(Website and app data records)

● ● ● ● ●

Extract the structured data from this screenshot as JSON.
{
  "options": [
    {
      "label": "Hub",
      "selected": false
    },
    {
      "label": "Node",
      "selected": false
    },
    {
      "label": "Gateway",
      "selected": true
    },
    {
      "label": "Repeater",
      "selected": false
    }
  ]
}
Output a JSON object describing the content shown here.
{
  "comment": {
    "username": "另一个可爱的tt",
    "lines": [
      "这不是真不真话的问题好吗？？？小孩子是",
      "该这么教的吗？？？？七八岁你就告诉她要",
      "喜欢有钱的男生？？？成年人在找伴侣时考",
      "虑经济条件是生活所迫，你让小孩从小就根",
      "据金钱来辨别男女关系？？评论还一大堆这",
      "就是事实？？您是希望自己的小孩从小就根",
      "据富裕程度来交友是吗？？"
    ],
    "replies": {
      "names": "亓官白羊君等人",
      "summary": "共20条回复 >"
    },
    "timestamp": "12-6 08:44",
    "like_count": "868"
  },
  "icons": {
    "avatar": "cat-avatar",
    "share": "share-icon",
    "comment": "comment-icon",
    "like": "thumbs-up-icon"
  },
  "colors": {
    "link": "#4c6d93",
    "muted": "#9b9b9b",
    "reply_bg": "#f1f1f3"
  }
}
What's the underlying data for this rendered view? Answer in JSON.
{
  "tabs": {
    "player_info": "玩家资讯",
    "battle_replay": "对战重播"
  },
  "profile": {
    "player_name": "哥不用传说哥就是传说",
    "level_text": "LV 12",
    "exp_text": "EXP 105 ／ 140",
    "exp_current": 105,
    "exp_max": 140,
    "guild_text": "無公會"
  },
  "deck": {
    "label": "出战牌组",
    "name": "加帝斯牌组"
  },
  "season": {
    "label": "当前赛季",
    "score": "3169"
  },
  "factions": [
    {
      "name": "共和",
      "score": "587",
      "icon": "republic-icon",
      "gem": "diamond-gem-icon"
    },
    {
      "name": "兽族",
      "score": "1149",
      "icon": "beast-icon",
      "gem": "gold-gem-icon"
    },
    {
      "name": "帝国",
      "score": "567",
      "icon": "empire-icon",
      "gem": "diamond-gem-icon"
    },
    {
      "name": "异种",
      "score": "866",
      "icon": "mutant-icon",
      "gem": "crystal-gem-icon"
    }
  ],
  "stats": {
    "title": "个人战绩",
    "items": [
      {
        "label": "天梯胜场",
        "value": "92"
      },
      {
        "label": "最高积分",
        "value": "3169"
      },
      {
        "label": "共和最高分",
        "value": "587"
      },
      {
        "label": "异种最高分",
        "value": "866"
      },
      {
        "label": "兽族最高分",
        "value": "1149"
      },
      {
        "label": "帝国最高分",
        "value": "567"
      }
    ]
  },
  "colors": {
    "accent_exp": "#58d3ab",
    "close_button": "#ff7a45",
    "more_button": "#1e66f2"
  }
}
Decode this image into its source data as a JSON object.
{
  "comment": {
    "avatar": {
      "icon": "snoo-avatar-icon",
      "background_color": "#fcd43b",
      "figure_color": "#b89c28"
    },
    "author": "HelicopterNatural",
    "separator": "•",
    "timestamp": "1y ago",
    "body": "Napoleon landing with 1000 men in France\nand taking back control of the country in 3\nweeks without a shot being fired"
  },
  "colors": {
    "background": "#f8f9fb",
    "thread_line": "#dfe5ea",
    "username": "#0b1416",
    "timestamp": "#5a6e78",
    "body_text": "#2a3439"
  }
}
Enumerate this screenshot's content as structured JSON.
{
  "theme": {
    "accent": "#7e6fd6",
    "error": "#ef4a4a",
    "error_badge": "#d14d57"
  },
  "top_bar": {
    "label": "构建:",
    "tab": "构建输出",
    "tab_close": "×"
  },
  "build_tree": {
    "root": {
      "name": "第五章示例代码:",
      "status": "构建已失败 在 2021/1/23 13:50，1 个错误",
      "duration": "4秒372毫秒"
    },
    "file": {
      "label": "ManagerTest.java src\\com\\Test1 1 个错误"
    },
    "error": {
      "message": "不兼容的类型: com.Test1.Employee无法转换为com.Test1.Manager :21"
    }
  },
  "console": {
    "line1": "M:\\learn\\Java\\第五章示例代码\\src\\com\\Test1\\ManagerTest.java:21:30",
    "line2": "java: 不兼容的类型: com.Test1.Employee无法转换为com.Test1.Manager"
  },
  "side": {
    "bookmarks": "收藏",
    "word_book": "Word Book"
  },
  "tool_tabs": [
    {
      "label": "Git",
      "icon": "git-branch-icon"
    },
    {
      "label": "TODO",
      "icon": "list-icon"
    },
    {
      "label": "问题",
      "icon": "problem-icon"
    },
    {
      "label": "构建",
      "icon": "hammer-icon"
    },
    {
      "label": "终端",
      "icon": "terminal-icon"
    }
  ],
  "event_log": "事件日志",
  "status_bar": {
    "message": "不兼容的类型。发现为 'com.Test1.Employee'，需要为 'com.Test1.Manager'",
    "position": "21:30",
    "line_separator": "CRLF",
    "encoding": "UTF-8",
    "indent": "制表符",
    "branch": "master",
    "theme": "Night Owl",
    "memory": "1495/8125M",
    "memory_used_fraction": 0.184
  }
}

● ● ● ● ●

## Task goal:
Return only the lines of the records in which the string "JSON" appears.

## Answer section:
Extract the structured data from this screenshot as JSON.
Output a JSON object describing the content shown here.
What's the underlying data for this rendered view? Answer in JSON.
Decode this image into its source data as a JSON object.
Enumerate this screenshot's content as structured JSON.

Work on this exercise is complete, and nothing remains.